Stage One


WestWyck eco-village demonstrates sustainable development is well and truly achievable and compatible with high quality design and does not compromise normal Australian values for residential living. Stage One of the eco-village site includes a balance of communal and private open space, landscaped with attention to whole of water cycle management including use of local native and productive plants. The townhouses built on the former playgrounds and the apartments built within the former school building are of quality architect design based on a brief which emphasised innovative environmental criteria and living more compactly or densely without compromising quality of living.

The design minimised reliance on power sourced from the electricity grid and potable water drawn from the mains supply, seized opportunities to re-use and recycle materials and waste water and utilised materials and finishes which took into account 'healthy building' criteria.

Most of the apartments have been created over three levels by ingenious re-engineering of the ceiling space in the old school building. Their design aimed to retain the classroom 'feel' and any remnant heritage features whilst incorporating a strong emphasis on accessing northern light through double-glazed roof penetrations. The insulation and double-glazing regime provides efficient thermal and acoustic properties. Private external living areas have been designed by a landscape artist and feature stone slabs, weathered steel and water-sensitive plantings. Apartments share rainwater tanks, grey and blackwater recycling and solar hot water.

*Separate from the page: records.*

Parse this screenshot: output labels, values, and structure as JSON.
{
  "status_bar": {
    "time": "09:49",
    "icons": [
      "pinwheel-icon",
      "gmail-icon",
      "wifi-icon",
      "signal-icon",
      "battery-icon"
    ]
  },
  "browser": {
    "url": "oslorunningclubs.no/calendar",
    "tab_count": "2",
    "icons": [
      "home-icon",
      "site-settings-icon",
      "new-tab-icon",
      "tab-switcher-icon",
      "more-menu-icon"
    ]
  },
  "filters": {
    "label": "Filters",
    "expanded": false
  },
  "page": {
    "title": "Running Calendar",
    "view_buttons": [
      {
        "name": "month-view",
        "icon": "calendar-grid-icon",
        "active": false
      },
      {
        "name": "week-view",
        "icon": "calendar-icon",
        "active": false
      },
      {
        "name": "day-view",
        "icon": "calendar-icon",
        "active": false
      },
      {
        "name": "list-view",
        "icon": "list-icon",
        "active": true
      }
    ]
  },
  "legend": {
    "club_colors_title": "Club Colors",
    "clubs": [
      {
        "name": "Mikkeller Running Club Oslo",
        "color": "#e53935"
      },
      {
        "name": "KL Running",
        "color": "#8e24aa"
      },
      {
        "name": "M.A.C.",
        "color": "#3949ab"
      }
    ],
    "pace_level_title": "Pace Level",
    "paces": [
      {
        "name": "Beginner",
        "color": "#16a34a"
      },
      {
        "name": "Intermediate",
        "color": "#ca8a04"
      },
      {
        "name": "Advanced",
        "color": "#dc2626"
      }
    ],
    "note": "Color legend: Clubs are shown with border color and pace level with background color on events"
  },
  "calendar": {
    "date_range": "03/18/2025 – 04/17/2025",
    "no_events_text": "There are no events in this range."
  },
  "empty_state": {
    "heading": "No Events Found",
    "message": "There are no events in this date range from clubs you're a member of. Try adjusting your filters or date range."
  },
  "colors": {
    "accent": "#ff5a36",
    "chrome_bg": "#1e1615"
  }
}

The common style of all apartments is polished mountain ash floors, using the original boards where possible and second hand where it is available. The heating system is solar-heated, gas boosted hydronic. The hot water service for four of the apartments uses rainwater with a capacity for mains top-up and is a communal system gaining in efficiency by using shared panels and storage tank. All cooking in the apartments is gas, which fitted the sustainability logic at the turn of the century, and the most appropriate energy efficient lighting available on the market at the time was selected for each application.

The architect-designed townhouses are integrated into the historic site focussed upon the former school buildings to achieve an eco-village in an urban context. The close connection with the original school building is enforced through examples like the use of original oregon timber reclaimed from the school building being reapplied as a feature.

The townhouses have the north-south orientation advantage that enabled the maximisation of passive solar design opportunities with main living areas benefiting from the northern aspect for light and warmth in winter and with utility areas such as the laundry and bathroom located further to the south. Slab on ground construction, together with internal masonry party walls provides thermal mass. Add in the impressive insulation and double-glazing regime and residents enjoy low energy and water bills.

North-facing living areas open onto external decks which also include storage facilities. All townhouses include a below ground rainwater tank, grey and blackwater recycling, solar hot water and a small photovoltaic array.

It is true to say that each dwelling, apartment and townhouse, is a 'one-off' design, trying to capitalise on its particular contribution to the WestWyck site.